Social pressure and underlying profit disclosure quality
Sinnewe, E & Harrison, JL 2012, 'Social pressure and underlying profit disclosure quality', in A Nag (ed.), Proceeding of International Conference on Business Management & Information Systems, Singapore, 22-24 November, Bloomsbury Publishing, New Delhi, India, pp. 518-527. ISBN: 9789382563396
This study investigates compliance with voluntary underlying profit-reporting guidelines in Australia. Underlying profits are a modification of the statutory profit figure, arguably to reflect the result for ongoing business activities. Such profit figures are known by many names, including ‘pro-forma earnings’, ‘alternative earnings’ and ‘adjusted earnings’. It is argued that adoption of voluntary underlying profit-reporting guidelines promotes higher disclosure quality by increasing transparency and consistency. In accordance with Legitimacy and Institutional Theories, disclosure quality is expected to have a positive association with the extent of social pressure to which a firm is subjected. Extent of social pressure is proxied by three attributes: general public exposure due to firm size, firm political exposure in the media and legitimacy of the firm’s industry. In the analysis, quality is measured according to degree of compliance with the seven AICD/FINSIA underlying profit principles. We examine how social pressures, which companies face due to their size, industry, and media exposure, determine the level of disclosure quality.

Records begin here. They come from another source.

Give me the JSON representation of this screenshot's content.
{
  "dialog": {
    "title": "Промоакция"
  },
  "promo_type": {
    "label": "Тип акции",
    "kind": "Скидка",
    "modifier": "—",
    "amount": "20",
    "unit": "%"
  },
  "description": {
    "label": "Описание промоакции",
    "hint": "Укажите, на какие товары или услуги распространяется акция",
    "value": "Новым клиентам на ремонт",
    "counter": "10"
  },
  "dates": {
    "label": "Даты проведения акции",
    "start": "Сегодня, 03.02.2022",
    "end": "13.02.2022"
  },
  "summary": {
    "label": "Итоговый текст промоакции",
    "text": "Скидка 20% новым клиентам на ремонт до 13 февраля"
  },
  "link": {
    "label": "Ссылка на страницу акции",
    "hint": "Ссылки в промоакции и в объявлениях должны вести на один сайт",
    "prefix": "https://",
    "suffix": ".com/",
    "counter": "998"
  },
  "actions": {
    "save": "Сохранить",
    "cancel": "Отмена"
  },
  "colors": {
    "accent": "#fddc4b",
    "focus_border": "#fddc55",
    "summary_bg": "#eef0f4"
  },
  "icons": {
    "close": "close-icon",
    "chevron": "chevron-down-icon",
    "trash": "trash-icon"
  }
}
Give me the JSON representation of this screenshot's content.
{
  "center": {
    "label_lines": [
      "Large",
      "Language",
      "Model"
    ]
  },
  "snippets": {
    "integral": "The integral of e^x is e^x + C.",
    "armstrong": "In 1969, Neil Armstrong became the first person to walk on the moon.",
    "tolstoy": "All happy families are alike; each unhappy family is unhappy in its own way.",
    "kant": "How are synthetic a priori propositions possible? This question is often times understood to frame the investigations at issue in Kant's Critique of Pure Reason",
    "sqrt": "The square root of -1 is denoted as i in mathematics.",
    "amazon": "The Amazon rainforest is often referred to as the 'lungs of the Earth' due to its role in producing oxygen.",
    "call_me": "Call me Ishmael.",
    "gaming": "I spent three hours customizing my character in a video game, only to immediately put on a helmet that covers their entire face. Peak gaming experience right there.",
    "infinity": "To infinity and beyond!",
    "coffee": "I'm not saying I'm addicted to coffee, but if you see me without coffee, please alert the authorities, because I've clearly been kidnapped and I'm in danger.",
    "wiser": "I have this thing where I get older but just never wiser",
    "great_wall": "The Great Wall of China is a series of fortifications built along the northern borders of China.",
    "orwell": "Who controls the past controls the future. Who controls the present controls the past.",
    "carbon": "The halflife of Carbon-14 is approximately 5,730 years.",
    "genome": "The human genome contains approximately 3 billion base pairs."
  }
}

To test the hypotheses developed in this study, we use a proportional stratified random sample of 50 ASX listed companies that reported a non-statutory profit figure within their annual earnings announcements for the financial year ended 2010. We find that high quality disclosure is primarily associated with political pressure in the media. However, no support has been found for the hypothesis that firms subject to a greater visibility due to their size increase reporting quality. Further, it appears that industry legitimacy does not play a significant role in determining firm legitimacy. Divergent from evidence on emerging industries, the absence of this association may be interpreted as reflecting that the importance of industry legitimacy to company legitimacy is a unique phenomenon applying to companies in new industries and not mature industries. Finally, results reveal that signaling superior performance and strong corporate governance may yield alternative explanations for underlying profit quality.